There is no such thing as a free education, and for students
paying their own way through college, finances may be stressful to
“There would be no way I could go out-of-state without my
parents helping me,” said Jonathan Washburn, a sophomore business
Washburn is from Texas, and acknowledges how expensive tuition
is for out-of-state students.
In-state tuition and fees for CSU are $3,965 and $14,552 for
out-of-state students. This amount does not include living
expenses, books or miscellaneous items, which brings an estimated
payment for in-state students up to $13,055 and out-of-state
students up to $24,342.
Although “parent loans” are available to help students, many
parents choose not to take them out.
“This may put students in a difficult spot,” said Christie
Leighton, an associate director at Student Financial Services.
Leighton suggests to students who are paying their own way
through college, to take out other types of loans that are
available and look into scholarship programs.
“It’s not just one resource but many pieces put together that
help students get by,” Leighton said. “Students can always apply
for grants and work-study, or a part-time job as well.”
CSU’s Web site also encourages students to apply for financial
aid and as many scholarships as possible. The Web site includes
on-line applications for scholarships and work-study, however being
accepted by these programs may be difficult.
“It is frustrating,” said Autumn Bryce, a freshman speech
communication major. “Scholarships are hard to get.”
Bryce, an in-state student paying for college on her own, said
her survival method is to take out as many loans as possible.
“It’s not that bad. I just deal with my finances by budgeting
and prioritizing my wants versus needs,” Bryce said.
Still, she said paying her way through college is a double-edged
“I feel more independent, but also more stressed,” she said,
“it’s nice knowing I don’t need my parents to survive, but I know
that I’ll still need to be paying on loans in 20 years.”
Atkins Meyer, a junior computer science major, is also an
in-state student paying for school on his own.
“I worked and saved for a couple of years before attending

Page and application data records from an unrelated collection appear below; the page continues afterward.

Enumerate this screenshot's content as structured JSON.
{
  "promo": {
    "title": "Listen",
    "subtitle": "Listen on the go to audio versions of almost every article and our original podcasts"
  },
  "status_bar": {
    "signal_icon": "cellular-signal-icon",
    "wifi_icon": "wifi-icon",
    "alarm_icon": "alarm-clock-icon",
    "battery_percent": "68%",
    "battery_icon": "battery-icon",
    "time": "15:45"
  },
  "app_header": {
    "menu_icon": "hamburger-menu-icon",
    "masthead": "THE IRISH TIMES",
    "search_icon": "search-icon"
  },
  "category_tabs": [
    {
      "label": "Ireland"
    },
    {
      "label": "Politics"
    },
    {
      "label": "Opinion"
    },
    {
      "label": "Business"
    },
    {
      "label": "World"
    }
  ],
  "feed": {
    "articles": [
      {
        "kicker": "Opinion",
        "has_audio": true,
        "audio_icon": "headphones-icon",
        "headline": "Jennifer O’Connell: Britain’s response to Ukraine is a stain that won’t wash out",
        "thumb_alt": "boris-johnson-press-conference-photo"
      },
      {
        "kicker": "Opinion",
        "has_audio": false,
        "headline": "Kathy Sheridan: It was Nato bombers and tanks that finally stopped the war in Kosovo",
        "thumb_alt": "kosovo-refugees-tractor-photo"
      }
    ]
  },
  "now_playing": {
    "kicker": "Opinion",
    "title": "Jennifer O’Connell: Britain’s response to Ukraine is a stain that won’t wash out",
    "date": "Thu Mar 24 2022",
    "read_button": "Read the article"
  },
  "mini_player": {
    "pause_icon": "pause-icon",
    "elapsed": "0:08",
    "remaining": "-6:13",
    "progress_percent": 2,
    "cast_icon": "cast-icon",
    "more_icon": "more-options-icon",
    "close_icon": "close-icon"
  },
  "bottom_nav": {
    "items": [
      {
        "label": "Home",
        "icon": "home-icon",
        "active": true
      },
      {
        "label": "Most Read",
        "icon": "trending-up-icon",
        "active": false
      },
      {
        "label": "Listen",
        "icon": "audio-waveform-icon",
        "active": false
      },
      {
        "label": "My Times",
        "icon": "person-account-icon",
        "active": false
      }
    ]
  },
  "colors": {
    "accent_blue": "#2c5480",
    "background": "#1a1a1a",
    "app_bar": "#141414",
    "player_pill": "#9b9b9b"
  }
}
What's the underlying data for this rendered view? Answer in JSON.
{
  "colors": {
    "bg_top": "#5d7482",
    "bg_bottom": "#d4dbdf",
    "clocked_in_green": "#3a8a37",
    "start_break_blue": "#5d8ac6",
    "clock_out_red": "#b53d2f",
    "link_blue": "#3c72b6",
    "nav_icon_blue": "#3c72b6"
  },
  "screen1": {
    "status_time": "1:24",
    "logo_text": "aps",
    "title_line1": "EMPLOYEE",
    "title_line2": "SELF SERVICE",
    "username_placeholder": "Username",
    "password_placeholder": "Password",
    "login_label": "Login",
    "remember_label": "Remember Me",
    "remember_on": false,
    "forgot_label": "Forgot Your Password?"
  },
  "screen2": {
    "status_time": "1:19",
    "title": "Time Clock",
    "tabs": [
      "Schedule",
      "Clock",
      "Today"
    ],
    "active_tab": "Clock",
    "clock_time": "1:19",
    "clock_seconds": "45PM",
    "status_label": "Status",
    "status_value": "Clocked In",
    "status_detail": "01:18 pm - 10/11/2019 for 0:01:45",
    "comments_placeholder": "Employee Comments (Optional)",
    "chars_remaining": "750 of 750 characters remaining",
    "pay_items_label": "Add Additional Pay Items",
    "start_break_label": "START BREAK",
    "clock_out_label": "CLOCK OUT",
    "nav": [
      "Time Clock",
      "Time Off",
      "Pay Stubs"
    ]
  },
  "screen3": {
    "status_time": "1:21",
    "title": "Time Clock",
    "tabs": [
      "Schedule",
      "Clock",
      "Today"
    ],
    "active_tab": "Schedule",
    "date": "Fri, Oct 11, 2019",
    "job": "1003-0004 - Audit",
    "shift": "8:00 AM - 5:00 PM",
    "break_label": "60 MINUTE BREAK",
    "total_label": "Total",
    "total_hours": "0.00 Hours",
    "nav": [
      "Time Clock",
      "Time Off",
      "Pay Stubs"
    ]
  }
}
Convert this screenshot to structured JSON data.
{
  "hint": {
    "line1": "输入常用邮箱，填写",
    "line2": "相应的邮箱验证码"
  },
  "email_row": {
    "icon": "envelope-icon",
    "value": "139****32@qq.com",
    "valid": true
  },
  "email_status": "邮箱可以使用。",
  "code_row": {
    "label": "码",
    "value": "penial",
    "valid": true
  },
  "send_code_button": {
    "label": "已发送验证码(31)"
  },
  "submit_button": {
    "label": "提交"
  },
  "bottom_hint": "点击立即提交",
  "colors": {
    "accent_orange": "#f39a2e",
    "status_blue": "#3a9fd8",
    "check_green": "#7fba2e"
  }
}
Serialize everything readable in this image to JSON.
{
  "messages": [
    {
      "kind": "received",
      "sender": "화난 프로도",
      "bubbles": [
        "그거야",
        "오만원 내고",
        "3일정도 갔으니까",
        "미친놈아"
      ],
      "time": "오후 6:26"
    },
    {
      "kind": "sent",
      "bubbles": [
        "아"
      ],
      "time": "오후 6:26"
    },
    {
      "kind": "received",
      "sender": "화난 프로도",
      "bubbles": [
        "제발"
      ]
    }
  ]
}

college,” Meyer said. “One of my friends is an out-of-state student
and is up to $100,000 in debt. I did not want to end up like
Fortunately for Meyer he does not rely on financial aid.
“I work 30 hours a week at a well-paying computer job,” he said.
“I also only take 12 credits a semester so I have a little free
Meyer finishes his morning classes and heads to work, but feels
the busy days pay off.
“Paying for school by myself is both rewarding and stressful at
the same time,” he said.
As for students who may be struggling with finances, Meyer
suggests finding a balance that works – whether less school and
more work or vice-versa.
“Always apply for aid, even if you do not think you are
eligible,” Leighton said. “Applying for this assistance will help
benefit students who are financially on their own.”